## Your assignment
Take every line from the listing below that contains "Swipe".

[Opening Records supplied section]

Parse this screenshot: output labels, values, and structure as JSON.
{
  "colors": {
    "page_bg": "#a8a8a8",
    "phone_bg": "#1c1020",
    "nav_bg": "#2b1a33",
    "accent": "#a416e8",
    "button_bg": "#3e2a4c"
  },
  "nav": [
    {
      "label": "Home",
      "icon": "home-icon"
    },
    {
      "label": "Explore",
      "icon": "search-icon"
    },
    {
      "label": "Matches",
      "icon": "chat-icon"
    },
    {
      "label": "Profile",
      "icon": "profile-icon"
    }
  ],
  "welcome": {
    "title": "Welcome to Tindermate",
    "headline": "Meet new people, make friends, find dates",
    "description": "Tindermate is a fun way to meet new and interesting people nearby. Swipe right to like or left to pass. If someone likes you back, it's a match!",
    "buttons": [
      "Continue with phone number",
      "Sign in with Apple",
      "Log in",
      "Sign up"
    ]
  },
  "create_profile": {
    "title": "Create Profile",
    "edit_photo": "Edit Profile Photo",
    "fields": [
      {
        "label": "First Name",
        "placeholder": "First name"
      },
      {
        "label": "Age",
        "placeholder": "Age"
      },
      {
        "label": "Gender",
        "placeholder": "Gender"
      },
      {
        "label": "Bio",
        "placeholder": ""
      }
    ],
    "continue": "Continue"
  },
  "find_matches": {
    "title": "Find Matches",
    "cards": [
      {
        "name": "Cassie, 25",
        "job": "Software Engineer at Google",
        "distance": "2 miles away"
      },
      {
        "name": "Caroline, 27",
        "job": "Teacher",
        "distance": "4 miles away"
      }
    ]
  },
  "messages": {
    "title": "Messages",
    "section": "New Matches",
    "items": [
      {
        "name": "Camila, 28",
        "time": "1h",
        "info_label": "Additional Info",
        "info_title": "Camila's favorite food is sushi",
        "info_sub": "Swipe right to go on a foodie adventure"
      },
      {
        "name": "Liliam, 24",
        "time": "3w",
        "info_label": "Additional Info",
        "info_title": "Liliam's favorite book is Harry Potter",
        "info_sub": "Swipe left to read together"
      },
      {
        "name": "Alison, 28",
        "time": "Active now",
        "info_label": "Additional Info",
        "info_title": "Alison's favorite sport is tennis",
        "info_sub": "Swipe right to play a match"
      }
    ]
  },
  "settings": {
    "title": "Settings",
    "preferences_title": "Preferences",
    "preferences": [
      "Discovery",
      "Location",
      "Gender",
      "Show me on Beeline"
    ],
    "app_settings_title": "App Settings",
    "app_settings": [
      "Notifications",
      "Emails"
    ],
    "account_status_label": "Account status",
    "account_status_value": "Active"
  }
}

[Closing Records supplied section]

## Response
    "description": "Tindermate is a fun way to meet new and interesting people nearby. Swipe right to like or left to pass. If someone likes you back, it's a match!",
        "info_sub": "Swipe right to go on a foodie adventure"
        "info_sub": "Swipe left to read together"
        "info_sub": "Swipe right to play a match"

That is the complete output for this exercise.